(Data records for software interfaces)
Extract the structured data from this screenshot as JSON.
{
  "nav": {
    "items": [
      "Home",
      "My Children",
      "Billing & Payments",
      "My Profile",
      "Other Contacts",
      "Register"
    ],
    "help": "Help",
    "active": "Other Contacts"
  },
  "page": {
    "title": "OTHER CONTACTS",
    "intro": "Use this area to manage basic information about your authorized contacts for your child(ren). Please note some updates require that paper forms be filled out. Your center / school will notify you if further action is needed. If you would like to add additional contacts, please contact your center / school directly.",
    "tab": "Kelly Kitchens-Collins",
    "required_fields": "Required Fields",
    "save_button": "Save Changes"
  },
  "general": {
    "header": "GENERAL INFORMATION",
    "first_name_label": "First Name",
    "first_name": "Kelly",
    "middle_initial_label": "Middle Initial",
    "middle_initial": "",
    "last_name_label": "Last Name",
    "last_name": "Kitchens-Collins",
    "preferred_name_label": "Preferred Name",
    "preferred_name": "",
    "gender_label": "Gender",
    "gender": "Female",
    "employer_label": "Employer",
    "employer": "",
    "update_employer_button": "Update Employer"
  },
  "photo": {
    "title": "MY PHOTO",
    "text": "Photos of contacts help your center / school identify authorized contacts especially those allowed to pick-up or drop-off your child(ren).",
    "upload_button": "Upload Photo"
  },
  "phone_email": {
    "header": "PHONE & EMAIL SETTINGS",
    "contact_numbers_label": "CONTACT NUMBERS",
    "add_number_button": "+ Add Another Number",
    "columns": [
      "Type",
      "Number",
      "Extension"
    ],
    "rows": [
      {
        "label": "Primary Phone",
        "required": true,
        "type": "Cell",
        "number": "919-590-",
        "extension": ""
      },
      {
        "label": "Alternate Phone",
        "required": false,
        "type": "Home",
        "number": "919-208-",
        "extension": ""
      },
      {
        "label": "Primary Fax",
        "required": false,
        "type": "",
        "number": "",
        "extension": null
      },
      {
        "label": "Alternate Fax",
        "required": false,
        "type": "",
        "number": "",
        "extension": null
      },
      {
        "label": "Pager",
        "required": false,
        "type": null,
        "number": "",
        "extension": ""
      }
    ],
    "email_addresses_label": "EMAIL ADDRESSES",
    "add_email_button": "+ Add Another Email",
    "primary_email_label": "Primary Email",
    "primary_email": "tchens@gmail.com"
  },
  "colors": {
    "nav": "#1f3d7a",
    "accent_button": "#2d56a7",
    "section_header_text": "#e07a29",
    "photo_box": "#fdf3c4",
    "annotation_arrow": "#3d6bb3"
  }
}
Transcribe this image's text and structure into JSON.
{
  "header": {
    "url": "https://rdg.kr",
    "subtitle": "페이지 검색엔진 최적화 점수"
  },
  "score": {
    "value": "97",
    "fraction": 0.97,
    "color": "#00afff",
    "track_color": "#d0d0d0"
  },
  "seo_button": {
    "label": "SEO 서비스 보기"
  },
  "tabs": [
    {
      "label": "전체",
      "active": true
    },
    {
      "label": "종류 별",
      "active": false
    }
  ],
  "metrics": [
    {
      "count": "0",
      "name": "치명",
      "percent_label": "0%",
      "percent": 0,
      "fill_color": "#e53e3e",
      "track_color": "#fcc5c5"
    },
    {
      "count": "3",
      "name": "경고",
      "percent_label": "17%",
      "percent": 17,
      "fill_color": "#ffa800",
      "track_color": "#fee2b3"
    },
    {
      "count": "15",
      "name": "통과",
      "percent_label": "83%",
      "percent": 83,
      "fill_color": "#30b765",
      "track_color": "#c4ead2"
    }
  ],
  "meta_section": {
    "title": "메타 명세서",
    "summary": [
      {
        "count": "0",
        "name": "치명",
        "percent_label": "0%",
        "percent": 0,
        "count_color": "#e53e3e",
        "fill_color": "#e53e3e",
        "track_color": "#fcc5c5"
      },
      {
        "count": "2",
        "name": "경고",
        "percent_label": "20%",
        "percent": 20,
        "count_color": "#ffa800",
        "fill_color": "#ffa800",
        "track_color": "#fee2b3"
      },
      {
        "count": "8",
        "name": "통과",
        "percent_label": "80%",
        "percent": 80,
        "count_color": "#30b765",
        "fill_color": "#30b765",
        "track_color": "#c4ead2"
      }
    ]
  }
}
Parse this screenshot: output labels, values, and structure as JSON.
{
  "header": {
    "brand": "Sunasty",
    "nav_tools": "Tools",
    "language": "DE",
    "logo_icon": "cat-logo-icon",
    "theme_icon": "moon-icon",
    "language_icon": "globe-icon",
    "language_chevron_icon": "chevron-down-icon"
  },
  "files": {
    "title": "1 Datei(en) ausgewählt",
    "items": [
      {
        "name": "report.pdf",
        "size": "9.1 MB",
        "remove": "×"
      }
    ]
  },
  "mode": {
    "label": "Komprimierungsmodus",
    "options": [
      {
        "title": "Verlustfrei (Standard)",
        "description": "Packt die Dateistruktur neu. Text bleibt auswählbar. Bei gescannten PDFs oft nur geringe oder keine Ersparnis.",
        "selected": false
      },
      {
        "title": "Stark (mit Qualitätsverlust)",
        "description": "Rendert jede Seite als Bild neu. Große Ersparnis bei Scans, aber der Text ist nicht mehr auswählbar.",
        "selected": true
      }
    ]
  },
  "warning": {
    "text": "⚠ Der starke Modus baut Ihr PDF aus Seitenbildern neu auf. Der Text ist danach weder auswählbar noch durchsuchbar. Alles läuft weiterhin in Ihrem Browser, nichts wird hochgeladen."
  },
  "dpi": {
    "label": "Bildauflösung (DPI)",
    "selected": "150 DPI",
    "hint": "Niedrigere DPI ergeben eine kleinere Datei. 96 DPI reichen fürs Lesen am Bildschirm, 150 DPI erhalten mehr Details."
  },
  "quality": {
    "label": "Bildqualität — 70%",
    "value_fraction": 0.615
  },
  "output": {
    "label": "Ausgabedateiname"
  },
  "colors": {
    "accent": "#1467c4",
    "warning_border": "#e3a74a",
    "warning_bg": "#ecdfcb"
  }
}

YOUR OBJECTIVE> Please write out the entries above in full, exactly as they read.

YOUR SOLUTION>
Extract the structured data from this screenshot as JSON.
{
  "nav": {
    "items": [
      "Home",
      "My Children",
      "Billing & Payments",
      "My Profile",
      "Other Contacts",
      "Register"
    ],
    "help": "Help",
    "active": "Other Contacts"
  },
  "page": {
    "title": "OTHER CONTACTS",
    "intro": "Use this area to manage basic information about your authorized contacts for your child(ren). Please note some updates require that paper forms be filled out. Your center / school will notify you if further action is needed. If you would like to add additional contacts, please contact your center / school directly.",
    "tab": "Kelly Kitchens-Collins",
    "required_fields": "Required Fields",
    "save_button": "Save Changes"
  },
  "general": {
    "header": "GENERAL INFORMATION",
    "first_name_label": "First Name",
    "first_name": "Kelly",
    "middle_initial_label": "Middle Initial",
    "middle_initial": "",
    "last_name_label": "Last Name",
    "last_name": "Kitchens-Collins",
    "preferred_name_label": "Preferred Name",
    "preferred_name": "",
    "gender_label": "Gender",
    "gender": "Female",
    "employer_label": "Employer",
    "employer": "",
    "update_employer_button": "Update Employer"
  },
  "photo": {
    "title": "MY PHOTO",
    "text": "Photos of contacts help your center / school identify authorized contacts especially those allowed to pick-up or drop-off your child(ren).",
    "upload_button": "Upload Photo"
  },
  "phone_email": {
    "header": "PHONE & EMAIL SETTINGS",
    "contact_numbers_label": "CONTACT NUMBERS",
    "add_number_button": "+ Add Another Number",
    "columns": [
      "Type",
      "Number",
      "Extension"
    ],
    "rows": [
      {
        "label": "Primary Phone",
        "required": true,
        "type": "Cell",
        "number": "919-590-",
        "extension": ""
      },
      {
        "label": "Alternate Phone",
        "required": false,
        "type": "Home",
        "number": "919-208-",
        "extension": ""
      },
      {
        "label": "Primary Fax",
        "required": false,
        "type": "",
        "number": "",
        "extension": null
      },
      {
        "label": "Alternate Fax",
        "required": false,
        "type": "",
        "number": "",
        "extension": null
      },
      {
        "label": "Pager",
        "required": false,
        "type": null,
        "number": "",
        "extension": ""
      }
    ],
    "email_addresses_label": "EMAIL ADDRESSES",
    "add_email_button": "+ Add Another Email",
    "primary_email_label": "Primary Email",
    "primary_email": "tchens@gmail.com"
  },
  "colors": {
    "nav": "#1f3d7a",
    "accent_button": "#2d56a7",
    "section_header_text": "#e07a29",
    "photo_box": "#fdf3c4",
    "annotation_arrow": "#3d6bb3"
  }
}
Transcribe this image's text and structure into JSON.
{
  "header": {
    "url": "https://rdg.kr",
    "subtitle": "페이지 검색엔진 최적화 점수"
  },
  "score": {
    "value": "97",
    "fraction": 0.97,
    "color": "#00afff",
    "track_color": "#d0d0d0"
  },
  "seo_button": {
    "label": "SEO 서비스 보기"
  },
  "tabs": [
    {
      "label": "전체",
      "active": true
    },
    {
      "label": "종류 별",
      "active": false
    }
  ],
  "metrics": [
    {
      "count": "0",
      "name": "치명",
      "percent_label": "0%",
      "percent": 0,
      "fill_color": "#e53e3e",
      "track_color": "#fcc5c5"
    },
    {
      "count": "3",
      "name": "경고",
      "percent_label": "17%",
      "percent": 17,
      "fill_color": "#ffa800",
      "track_color": "#fee2b3"
    },
    {
      "count": "15",
      "name": "통과",
      "percent_label": "83%",
      "percent": 83,
      "fill_color": "#30b765",
      "track_color": "#c4ead2"
    }
  ],
  "meta_section": {
    "title": "메타 명세서",
    "summary": [
      {
        "count": "0",
        "name": "치명",
        "percent_label": "0%",
        "percent": 0,
        "count_color": "#e53e3e",
        "fill_color": "#e53e3e",
        "track_color": "#fcc5c5"
      },
      {
        "count": "2",
        "name": "경고",
        "percent_label": "20%",
        "percent": 20,
        "count_color": "#ffa800",
        "fill_color": "#ffa800",
        "track_color": "#fee2b3"
      },
      {
        "count": "8",
        "name": "통과",
        "percent_label": "80%",
        "percent": 80,
        "count_color": "#30b765",
        "fill_color": "#30b765",
        "track_color": "#c4ead2"
      }
    ]
  }
}
Parse this screenshot: output labels, values, and structure as JSON.
{
  "header": {
    "brand": "Sunasty",
    "nav_tools": "Tools",
    "language": "DE",
    "logo_icon": "cat-logo-icon",
    "theme_icon": "moon-icon",
    "language_icon": "globe-icon",
    "language_chevron_icon": "chevron-down-icon"
  },
  "files": {
    "title": "1 Datei(en) ausgewählt",
    "items": [
      {
        "name": "report.pdf",
        "size": "9.1 MB",
        "remove": "×"
      }
    ]
  },
  "mode": {
    "label": "Komprimierungsmodus",
    "options": [
      {
        "title": "Verlustfrei (Standard)",
        "description": "Packt die Dateistruktur neu. Text bleibt auswählbar. Bei gescannten PDFs oft nur geringe oder keine Ersparnis.",
        "selected": false
      },
      {
        "title": "Stark (mit Qualitätsverlust)",
        "description": "Rendert jede Seite als Bild neu. Große Ersparnis bei Scans, aber der Text ist nicht mehr auswählbar.",
        "selected": true
      }
    ]
  },
  "warning": {
    "text": "⚠ Der starke Modus baut Ihr PDF aus Seitenbildern neu auf. Der Text ist danach weder auswählbar noch durchsuchbar. Alles läuft weiterhin in Ihrem Browser, nichts wird hochgeladen."
  },
  "dpi": {
    "label": "Bildauflösung (DPI)",
    "selected": "150 DPI",
    "hint": "Niedrigere DPI ergeben eine kleinere Datei. 96 DPI reichen fürs Lesen am Bildschirm, 150 DPI erhalten mehr Details."
  },
  "quality": {
    "label": "Bildqualität — 70%",
    "value_fraction": 0.615
  },
  "output": {
    "label": "Ausgabedateiname"
  },
  "colors": {
    "accent": "#1467c4",
    "warning_border": "#e3a74a",
    "warning_bg": "#ecdfcb"
  }
}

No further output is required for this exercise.